Records supplied:
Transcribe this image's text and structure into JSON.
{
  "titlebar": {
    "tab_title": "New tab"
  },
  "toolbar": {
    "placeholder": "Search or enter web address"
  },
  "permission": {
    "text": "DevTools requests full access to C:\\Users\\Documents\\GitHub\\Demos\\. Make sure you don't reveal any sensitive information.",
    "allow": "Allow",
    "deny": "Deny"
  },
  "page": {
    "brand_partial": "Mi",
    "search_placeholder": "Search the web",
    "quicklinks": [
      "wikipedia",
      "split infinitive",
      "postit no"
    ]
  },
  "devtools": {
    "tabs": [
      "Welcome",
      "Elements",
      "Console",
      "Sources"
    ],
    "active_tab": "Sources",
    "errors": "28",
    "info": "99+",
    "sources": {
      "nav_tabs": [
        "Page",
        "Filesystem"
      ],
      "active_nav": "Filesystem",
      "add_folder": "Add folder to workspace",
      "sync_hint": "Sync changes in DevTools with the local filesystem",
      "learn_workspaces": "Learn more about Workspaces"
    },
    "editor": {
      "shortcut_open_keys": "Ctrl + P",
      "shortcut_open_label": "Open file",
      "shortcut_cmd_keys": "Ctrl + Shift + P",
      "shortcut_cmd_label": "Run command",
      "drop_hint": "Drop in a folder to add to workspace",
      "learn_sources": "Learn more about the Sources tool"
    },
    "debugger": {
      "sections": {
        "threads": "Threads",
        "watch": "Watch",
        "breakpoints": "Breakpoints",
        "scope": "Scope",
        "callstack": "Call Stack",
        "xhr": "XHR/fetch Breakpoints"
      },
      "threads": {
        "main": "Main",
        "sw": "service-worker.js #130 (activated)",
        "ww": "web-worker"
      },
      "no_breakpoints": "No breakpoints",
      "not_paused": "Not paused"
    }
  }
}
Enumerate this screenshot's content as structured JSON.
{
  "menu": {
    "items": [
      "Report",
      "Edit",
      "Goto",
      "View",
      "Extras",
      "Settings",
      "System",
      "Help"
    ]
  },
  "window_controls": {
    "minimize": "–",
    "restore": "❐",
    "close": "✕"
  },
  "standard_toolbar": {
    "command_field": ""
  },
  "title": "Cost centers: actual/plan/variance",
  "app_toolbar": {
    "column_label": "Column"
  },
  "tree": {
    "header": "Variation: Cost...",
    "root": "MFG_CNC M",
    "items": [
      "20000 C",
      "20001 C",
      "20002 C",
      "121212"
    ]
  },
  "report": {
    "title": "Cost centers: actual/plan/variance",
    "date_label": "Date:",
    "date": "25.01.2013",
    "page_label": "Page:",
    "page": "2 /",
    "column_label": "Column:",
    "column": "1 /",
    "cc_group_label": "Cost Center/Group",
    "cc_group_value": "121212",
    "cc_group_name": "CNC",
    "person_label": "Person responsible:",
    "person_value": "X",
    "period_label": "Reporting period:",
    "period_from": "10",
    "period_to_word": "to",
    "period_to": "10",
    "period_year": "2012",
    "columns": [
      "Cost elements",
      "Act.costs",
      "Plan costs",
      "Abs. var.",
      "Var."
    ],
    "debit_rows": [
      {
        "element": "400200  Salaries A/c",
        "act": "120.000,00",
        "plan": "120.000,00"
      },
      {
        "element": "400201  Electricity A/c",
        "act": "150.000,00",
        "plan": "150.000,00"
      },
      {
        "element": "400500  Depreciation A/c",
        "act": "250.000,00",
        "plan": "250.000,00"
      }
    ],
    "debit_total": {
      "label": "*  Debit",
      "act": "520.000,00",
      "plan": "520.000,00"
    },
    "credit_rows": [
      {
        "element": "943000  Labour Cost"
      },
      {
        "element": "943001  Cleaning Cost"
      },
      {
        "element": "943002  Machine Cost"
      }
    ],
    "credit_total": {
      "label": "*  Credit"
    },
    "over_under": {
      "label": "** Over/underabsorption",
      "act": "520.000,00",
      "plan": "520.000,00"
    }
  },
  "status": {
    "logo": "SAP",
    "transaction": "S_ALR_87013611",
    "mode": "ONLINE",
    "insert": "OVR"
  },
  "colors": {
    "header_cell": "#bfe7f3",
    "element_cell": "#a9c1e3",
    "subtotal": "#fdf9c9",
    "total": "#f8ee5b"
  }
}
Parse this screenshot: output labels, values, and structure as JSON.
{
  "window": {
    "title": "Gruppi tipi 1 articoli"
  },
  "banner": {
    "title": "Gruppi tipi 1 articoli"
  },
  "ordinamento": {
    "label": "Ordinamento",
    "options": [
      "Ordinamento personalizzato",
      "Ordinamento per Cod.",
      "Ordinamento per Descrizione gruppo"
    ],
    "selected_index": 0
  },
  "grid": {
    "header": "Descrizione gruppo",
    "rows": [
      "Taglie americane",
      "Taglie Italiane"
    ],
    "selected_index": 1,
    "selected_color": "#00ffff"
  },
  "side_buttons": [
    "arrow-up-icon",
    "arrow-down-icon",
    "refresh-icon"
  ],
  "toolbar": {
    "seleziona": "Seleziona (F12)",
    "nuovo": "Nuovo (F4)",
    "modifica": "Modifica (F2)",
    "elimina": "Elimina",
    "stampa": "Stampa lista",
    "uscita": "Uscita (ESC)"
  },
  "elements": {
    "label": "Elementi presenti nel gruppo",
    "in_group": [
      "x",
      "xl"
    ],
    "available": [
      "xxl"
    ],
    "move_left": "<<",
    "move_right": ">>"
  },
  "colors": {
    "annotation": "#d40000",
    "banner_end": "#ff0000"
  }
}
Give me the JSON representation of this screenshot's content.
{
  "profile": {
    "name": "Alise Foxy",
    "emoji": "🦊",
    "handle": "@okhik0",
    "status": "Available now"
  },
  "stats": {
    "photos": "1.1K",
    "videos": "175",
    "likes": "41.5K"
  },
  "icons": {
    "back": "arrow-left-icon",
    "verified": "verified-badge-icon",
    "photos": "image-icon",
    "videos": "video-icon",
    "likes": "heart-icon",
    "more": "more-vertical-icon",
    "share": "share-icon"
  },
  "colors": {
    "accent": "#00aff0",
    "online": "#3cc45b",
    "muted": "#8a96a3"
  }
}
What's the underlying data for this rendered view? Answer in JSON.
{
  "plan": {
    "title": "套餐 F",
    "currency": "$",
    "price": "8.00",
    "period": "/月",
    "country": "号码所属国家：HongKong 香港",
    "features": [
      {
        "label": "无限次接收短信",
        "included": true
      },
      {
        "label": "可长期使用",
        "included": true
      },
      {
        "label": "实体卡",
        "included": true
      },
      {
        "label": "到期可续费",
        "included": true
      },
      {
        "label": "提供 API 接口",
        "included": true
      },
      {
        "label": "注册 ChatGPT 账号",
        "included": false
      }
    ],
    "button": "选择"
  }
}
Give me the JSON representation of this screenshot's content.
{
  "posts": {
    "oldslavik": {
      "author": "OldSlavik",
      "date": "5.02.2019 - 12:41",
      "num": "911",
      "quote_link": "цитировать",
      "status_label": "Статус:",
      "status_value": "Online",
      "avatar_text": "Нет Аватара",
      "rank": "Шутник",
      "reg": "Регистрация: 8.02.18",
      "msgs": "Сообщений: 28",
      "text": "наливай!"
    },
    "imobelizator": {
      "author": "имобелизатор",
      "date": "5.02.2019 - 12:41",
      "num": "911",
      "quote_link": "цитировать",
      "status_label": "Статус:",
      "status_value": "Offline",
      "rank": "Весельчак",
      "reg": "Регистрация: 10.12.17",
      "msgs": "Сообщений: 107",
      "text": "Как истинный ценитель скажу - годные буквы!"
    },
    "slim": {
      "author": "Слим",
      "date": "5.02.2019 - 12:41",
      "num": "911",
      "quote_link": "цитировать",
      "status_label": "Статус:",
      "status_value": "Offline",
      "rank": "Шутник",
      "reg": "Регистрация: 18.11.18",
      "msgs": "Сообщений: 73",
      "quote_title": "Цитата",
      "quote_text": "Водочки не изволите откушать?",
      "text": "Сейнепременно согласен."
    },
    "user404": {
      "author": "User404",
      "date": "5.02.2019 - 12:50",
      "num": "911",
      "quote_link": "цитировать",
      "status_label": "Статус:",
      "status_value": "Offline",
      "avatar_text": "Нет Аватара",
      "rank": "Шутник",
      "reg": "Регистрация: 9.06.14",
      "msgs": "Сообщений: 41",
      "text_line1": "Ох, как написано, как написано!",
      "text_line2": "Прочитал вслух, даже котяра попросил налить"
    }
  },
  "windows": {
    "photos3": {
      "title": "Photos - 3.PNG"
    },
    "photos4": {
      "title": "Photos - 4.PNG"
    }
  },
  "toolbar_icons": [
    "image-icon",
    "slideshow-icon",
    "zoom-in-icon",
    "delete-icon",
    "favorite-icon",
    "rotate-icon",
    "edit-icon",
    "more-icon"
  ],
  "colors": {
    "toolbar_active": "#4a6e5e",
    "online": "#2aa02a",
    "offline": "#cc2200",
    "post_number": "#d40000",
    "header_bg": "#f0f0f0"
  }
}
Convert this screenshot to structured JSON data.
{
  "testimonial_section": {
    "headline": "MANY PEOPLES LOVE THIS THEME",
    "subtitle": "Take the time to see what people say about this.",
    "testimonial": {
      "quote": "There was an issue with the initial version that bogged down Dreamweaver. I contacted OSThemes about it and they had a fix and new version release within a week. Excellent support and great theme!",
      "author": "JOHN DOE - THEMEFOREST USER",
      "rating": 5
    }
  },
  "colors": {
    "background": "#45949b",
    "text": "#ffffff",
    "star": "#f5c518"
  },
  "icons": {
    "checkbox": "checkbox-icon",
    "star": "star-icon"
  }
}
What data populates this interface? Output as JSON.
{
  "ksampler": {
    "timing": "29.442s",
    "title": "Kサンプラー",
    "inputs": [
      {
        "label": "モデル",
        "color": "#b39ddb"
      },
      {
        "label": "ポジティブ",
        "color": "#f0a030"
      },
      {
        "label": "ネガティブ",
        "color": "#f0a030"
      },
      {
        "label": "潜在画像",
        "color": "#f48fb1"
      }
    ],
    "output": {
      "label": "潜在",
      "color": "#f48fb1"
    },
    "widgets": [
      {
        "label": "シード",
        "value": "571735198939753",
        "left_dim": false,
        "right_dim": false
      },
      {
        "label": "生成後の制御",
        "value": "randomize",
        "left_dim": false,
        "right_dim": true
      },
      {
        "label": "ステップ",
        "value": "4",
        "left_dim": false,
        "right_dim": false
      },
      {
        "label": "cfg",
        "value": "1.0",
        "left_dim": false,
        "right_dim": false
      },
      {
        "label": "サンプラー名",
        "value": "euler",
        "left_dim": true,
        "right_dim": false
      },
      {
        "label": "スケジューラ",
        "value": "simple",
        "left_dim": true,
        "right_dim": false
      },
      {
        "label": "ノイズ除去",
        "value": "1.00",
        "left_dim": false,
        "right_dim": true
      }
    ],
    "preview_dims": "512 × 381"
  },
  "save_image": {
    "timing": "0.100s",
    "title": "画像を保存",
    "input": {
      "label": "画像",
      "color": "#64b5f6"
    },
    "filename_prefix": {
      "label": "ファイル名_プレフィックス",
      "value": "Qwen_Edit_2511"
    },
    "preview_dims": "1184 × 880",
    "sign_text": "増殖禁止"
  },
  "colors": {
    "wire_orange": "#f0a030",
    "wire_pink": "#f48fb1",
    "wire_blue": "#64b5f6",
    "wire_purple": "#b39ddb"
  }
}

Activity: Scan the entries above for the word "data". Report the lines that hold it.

Output of the task:
What's the underlying data for this rendered view? Answer in JSON.
Convert this screenshot to structured JSON data.
What data populates this interface? Output as JSON.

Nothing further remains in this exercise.